[Extracted data entries]
= Beginning of Section =

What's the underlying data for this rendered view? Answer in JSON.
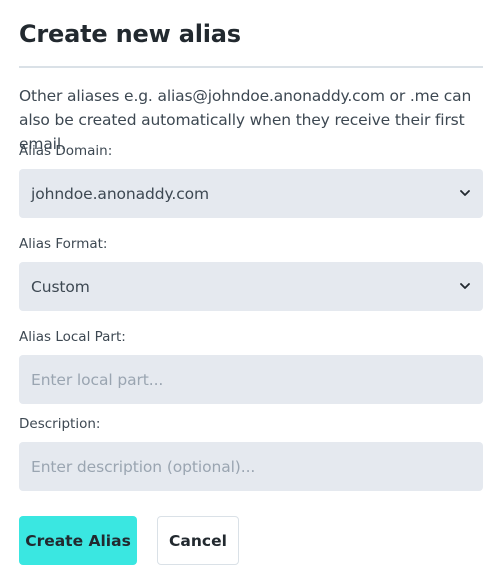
{
  "modal": {
    "title": "Create new alias",
    "help_text": "Other aliases e.g. alias@johndoe.anonaddy.com or .me can also be created automatically when they receive their first email."
  },
  "fields": {
    "alias_domain": {
      "label": "Alias Domain:",
      "value": "johndoe.anonaddy.com"
    },
    "alias_format": {
      "label": "Alias Format:",
      "value": "Custom"
    },
    "alias_local_part": {
      "label": "Alias Local Part:",
      "placeholder": "Enter local part..."
    },
    "description": {
      "label": "Description:",
      "placeholder": "Enter description (optional)..."
    }
  },
  "buttons": {
    "create_label": "Create Alias",
    "cancel_label": "Cancel"
  },
  "colors": {
    "primary_accent": "#3ae7e1",
    "field_background": "#e5e9ef",
    "divider": "#dae1e7"
  },
  "icons": {
    "select_chevron": "chevron-down-icon"
  }
}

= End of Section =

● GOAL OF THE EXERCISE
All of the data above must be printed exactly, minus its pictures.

● THE ANSWER
What's the underlying data for this rendered view? Answer in JSON.
{
  "modal": {
    "title": "Create new alias",
    "help_text": "Other aliases e.g. alias@johndoe.anonaddy.com or .me can also be created automatically when they receive their first email."
  },
  "fields": {
    "alias_domain": {
      "label": "Alias Domain:",
      "value": "johndoe.anonaddy.com"
    },
    "alias_format": {
      "label": "Alias Format:",
      "value": "Custom"
    },
    "alias_local_part": {
      "label": "Alias Local Part:",
      "placeholder": "Enter local part..."
    },
    "description": {
      "label": "Description:",
      "placeholder": "Enter description (optional)..."
    }
  },
  "buttons": {
    "create_label": "Create Alias",
    "cancel_label": "Cancel"
  },
  "colors": {
    "primary_accent": "#3ae7e1",
    "field_background": "#e5e9ef",
    "divider": "#dae1e7"
  },
  "icons": {
    "select_chevron": "chevron-down-icon"
  }
}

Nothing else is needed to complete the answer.